71l Statistics of the United States _,, in 1860 ,,, The eighth Cena
I sus ,,Qi`ZY¥Y;"47W°Tii6?T —-m—`*—"~“*~`— ——"`W—` .*—~ m—”~~"——"
I `   lbid,
I 75, 1£;Fi,ions Bodies, 1926, Vol, 1, 675,
, 74. 1le1iE;i_o-@—l*5<1iE?,   val,   12;:2, at-22,  
  75,  ighth hnnual Session, Iashvillo Baptist
  Jes s ec  “iDB?jQ "`    LED ml"? E?`eElEHr1`§T>?EI`F5h
I B?3s?s2zs‘€s lgjgjyith 10C D`bOTS, see entries 1, 47,
I .

ii A · 10 · `~
5 A, SOUTHERN BAPTIST CONVENTION, 1845--, Executive Committee, ;,
i 161 Eighth Avenue, North, Nashville, il
E The General Missionary {Triennial) Convention of the Baptist g,
Q Denomination in the United States of America for Foreign Missions it
{ served as the national convention of the missionary Baptist churches `
i of America from 1814 to 1845, In spite of the gathering abolition ¥,
T' storm, the question of slavery was successfully avoided by the Con-
; vention until 1844 when the Board of Managers of the Convention, contrary
Q to instructions of the Convention, voted not to send as a foreign mis-
ii sionary any person who owned or held an interest in slaves, The Home
<. Mission Society concurred in this view and urged that separate mission- ·
· ary organizations be formed in the South and the North, The protests
of Southern groups, particularly the Alabama State Convention, resulted '
in a call by the Virginia Baptist Foreign Mission Society for a meet-
ing at Augusta, Georgia,
_ In the meeting house of the First Baptist Church (now the Greene
Street Church) of Augusta on May 8, 1845, a group of 521 messengers
from Maryland, Virginia, North Carolina, South Carolina, Georgia, Ala-
bama, Louisiana, Kentucky, and the District of Columbia gathered and

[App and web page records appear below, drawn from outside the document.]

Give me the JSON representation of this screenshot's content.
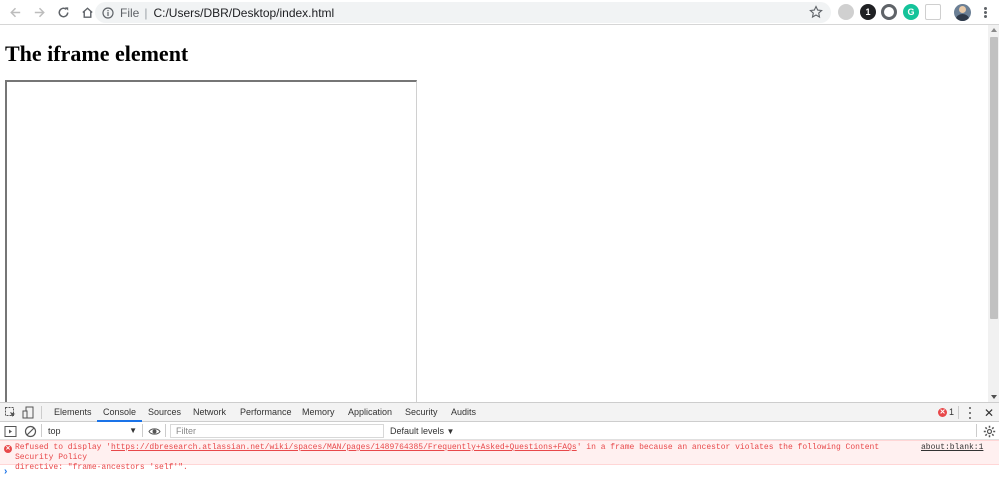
{
  "browser": {
    "scheme": "File",
    "separator": "|",
    "url": "C:/Users/DBR/Desktop/index.html",
    "extensions": [
      {
        "name": "extension-leaf-icon",
        "color": "#c9c9c9",
        "glyph": ""
      },
      {
        "name": "extension-one-icon",
        "color": "#202124",
        "glyph": "1"
      },
      {
        "name": "extension-circle-icon",
        "color": "#5f6368",
        "glyph": ""
      },
      {
        "name": "grammarly-icon",
        "color": "#15c39a",
        "glyph": "G"
      },
      {
        "name": "extension-box-icon",
        "color": "#e8e8e8",
        "glyph": ""
      }
    ]
  },
  "page": {
    "title": "The iframe element"
  },
  "devtools": {
    "tabs": [
      "Elements",
      "Console",
      "Sources",
      "Network",
      "Performance",
      "Memory",
      "Application",
      "Security",
      "Audits"
    ],
    "active_tab": "Console",
    "error_count": "1",
    "context": "top",
    "filter_placeholder": "Filter",
    "levels": "Default levels",
    "console": {
      "message_prefix": "Refused to display '",
      "message_link": "https://dbresearch.atlassian.net/wiki/spaces/MAN/pages/1489764385/Frequently+Asked+Questions+FAQs",
      "message_suffix": "' in a frame because an ancestor violates the following Content Security Policy\ndirective: \"frame-ancestors 'self'\".",
      "source": "about:blank:1",
      "prompt": "›"
    },
    "colors": {
      "error": "#e8484a",
      "active_tab_underline": "#1a73e8"
    }
  }
}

formed the Southern Baptist Convention, The Convention was organized `
"for the sake of peace and harmony, and in order to accomplish the great-
est amount of good, and for the maintenance of those scriptural principles
· on which the General Missionary Convention of the Baptist Denomination in
4 the United States was originally formed," The organization represented
about 550,000 Baptists, including about lO0,000 slaves,
Dr,`William B. Johnso